When servo PWM is changes and its corresponding pixel shift in position of target in image is calculated. Table-1 shows the target position shift in image for change in pan servo PWM from its initial value while tilt servo is kept constant. There is no considerable change in y-coordinate of position of target in image. Fig-5shows the pixel change in position of target in image with respect to the initial position of target in image. When PWM is increases more than 200s targets goes out of image. It inferences at a distance of around 5 feet, 1 pixel change requires 0.7692s PWM change. So for dx pixel, (0.7692  dx)s PWM change is required. But in real time when servo suddenly moves large, image processing algorithm cant able to track the target, so rate of change of PWM is decreased. Rate of change is acquired from experiments.
If target is in right half of image pixel difference dx computed will be in negative and vice-versa. From the inference of all these experiments, the empirical formula used for gimbal camera pan servo control to have target in center is 

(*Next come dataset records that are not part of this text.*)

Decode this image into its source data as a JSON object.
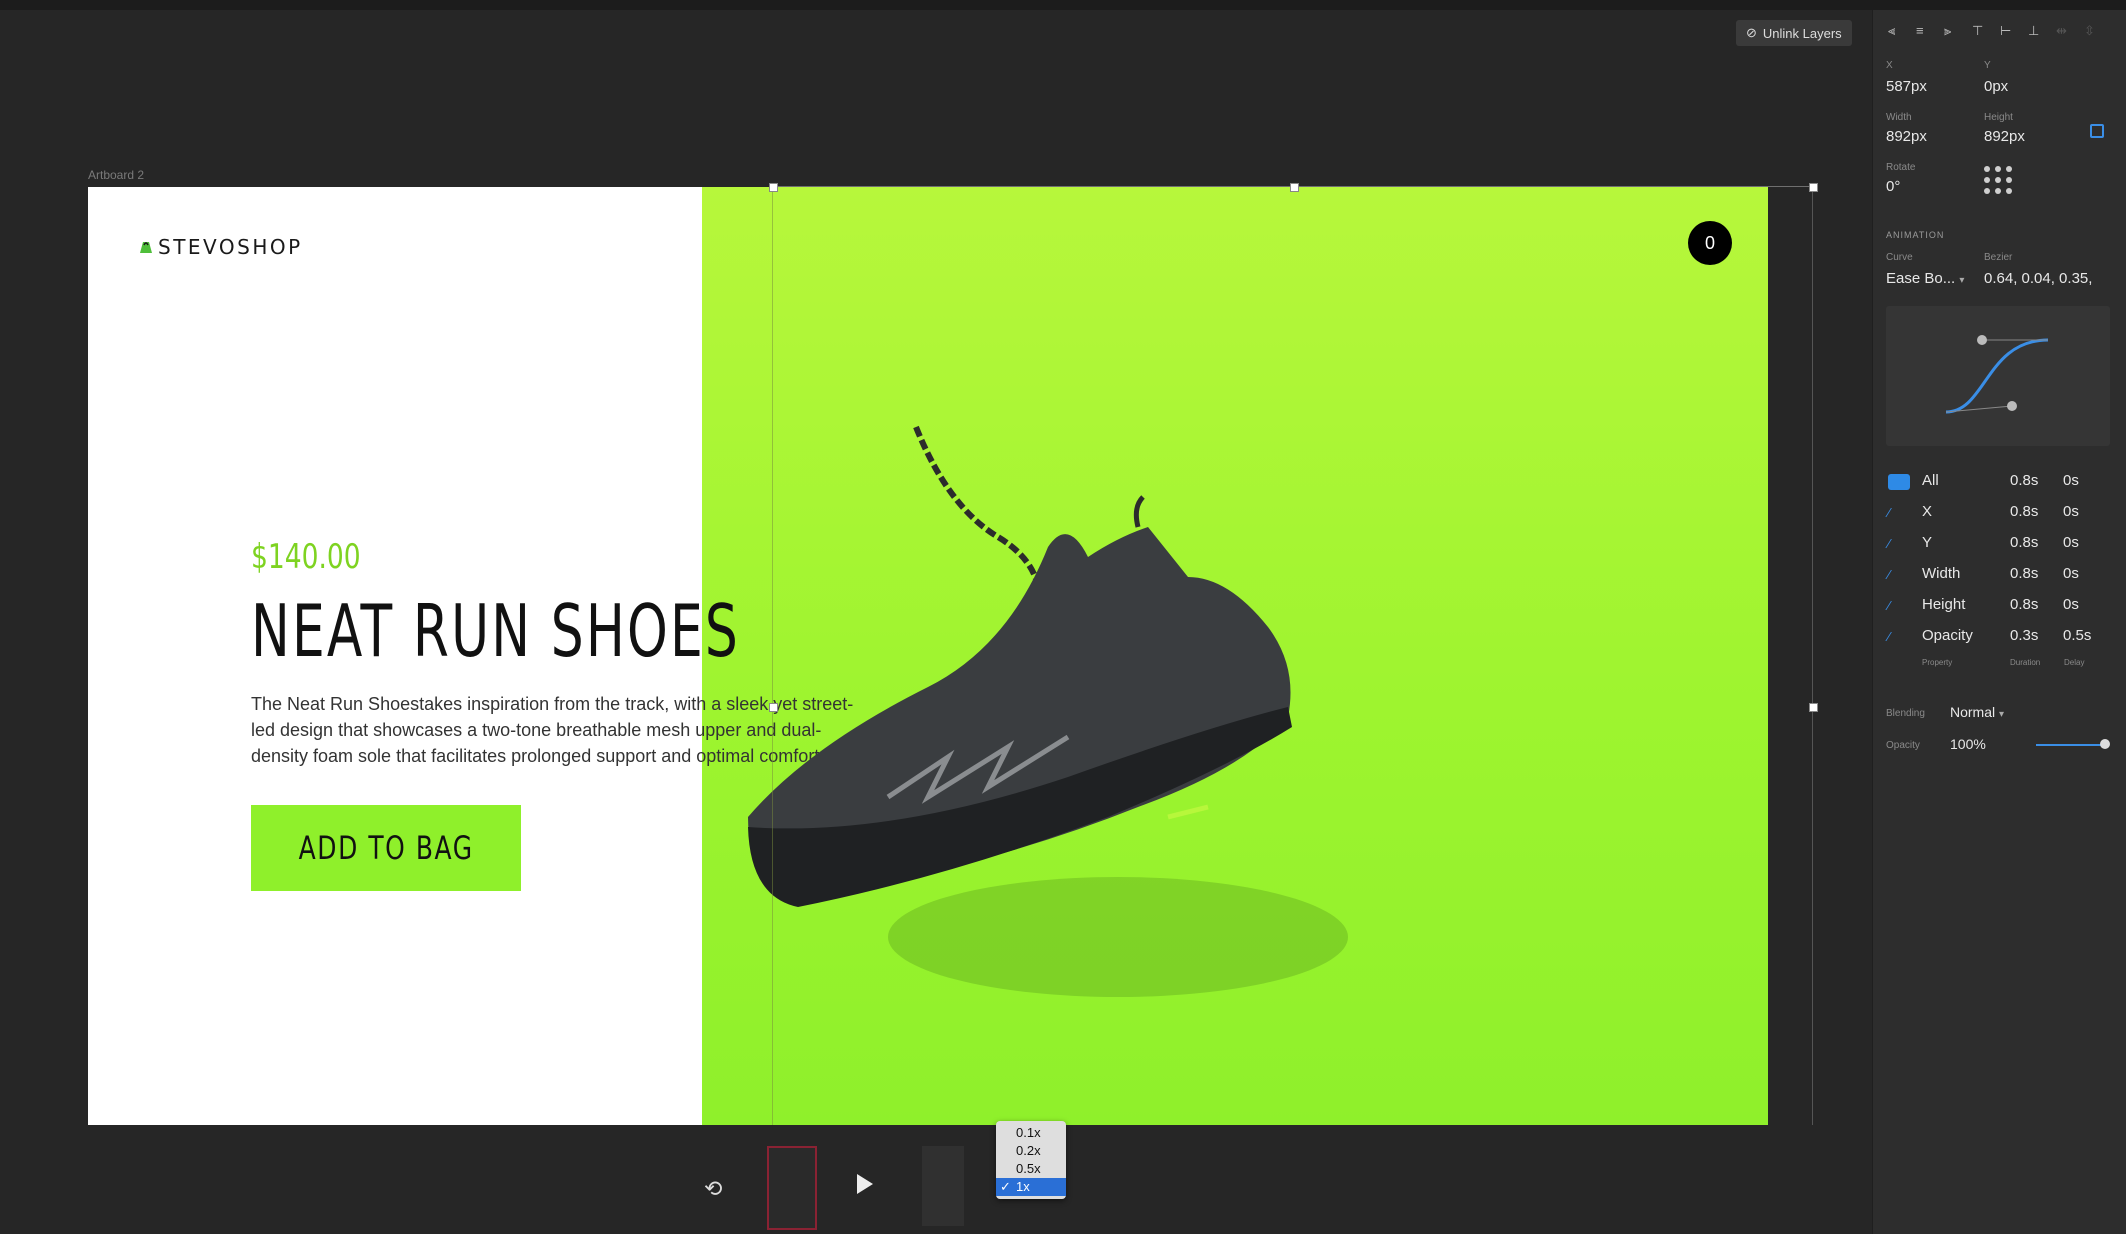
{
  "canvas": {
    "artboard_label": "Artboard 2"
  },
  "page": {
    "logo_text": "STEVOSHOP",
    "cart_count": "0",
    "price": "$140.00",
    "title": "NEAT RUN SHOES",
    "description": "The Neat Run Shoestakes inspiration from the track, with a sleek yet street-led design that showcases a two-tone breathable mesh upper and dual-density foam sole that facilitates prolonged support and optimal comfort.",
    "cta_label": "ADD TO BAG",
    "accent_color": "#8ff02b",
    "price_color": "#7ed321"
  },
  "toolbar": {
    "unlink_label": "Unlink Layers"
  },
  "inspector": {
    "x_label": "X",
    "x_value": "587px",
    "y_label": "Y",
    "y_value": "0px",
    "width_label": "Width",
    "width_value": "892px",
    "height_label": "Height",
    "height_value": "892px",
    "rotate_label": "Rotate",
    "rotate_value": "0°",
    "animation_title": "ANIMATION",
    "curve_label": "Curve",
    "curve_value": "Ease Bo...",
    "bezier_label": "Bezier",
    "bezier_value": "0.64, 0.04, 0.35,",
    "properties": [
      {
        "name": "All",
        "duration": "0.8s",
        "delay": "0s",
        "checked": true
      },
      {
        "name": "X",
        "duration": "0.8s",
        "delay": "0s",
        "checked": false
      },
      {
        "name": "Y",
        "duration": "0.8s",
        "delay": "0s",
        "checked": false
      },
      {
        "name": "Width",
        "duration": "0.8s",
        "delay": "0s",
        "checked": false
      },
      {
        "name": "Height",
        "duration": "0.8s",
        "delay": "0s",
        "checked": false
      },
      {
        "name": "Opacity",
        "duration": "0.3s",
        "delay": "0.5s",
        "checked": false
      }
    ],
    "col_property": "Property",
    "col_duration": "Duration",
    "col_delay": "Delay",
    "blending_label": "Blending",
    "blending_value": "Normal",
    "opacity_label": "Opacity",
    "opacity_value": "100%",
    "opacity_level": 1.0
  },
  "playback": {
    "speed_options": [
      "0.1x",
      "0.2x",
      "0.5x",
      "1x"
    ],
    "speed_selected": "1x"
  }
}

Closed loop experiments are carried out with empirical equation, if we add the control equation in the APM 2.5 source code it will takes more time for processing. In order to overcome this problem, PWM is computed in Matlab. Through virtual socket, Mission Planner able to read the PWM values from Matlab and given as input to the APM 2.5 board.
5.1. Stationary Object
Consider a stationary target, which is kept 5ft away from camera in such a way that when pan servo is at PWM 1200s and tilt servo is at PWM 1100s, target is at corner of image. (i.e. maximum distance from center of image).Depending upon difference in pixels from center of image, algorithm compute PWM is shown in Table-2. Change of position of target in image according to servo arm rotation is shown in Fig.6. Algorithm took 0.856 secto bring the target from corner of image to center of image.

5.2. Moving Object
Initial position of servo arm should be given for algorithm to track the target, because PWM is changed consecutively according to pixel difference in image. If the manual input of Initial position of servo arm is different from the actual position of arm, then in succeeding frame algorithm will lose the target from frame. Position of servo arm (i.e initial PWM) displayed in the Mission Planner is manually entered in the algorithm. The target selected by the operator in first frame is given as input to the algorithm, and then algorithm starts moving the camera to have target in center of image. Laboratory experiment is conducted by moving target randomly with camera at fixed place. Since camera is kept constant, target is made to move within the FOV of camera.

Target is moved randomly with some boundary condition. (i.e. target should be always in image frame)  

Initial position PWM of servo arm should be given correctly.

 Fig7 shows the pixel difference dx and its corresponding PWM generated for pan servo by the algorithm.

 Since it is feedback control, control action is taken after the effect. Thus, when target suddenly changes its path, error is large at that frame, then algorithm starts decreasing it  

When error is large, the controller output is also large and vice-versa.When the error is around zero, PWM is constant at that point.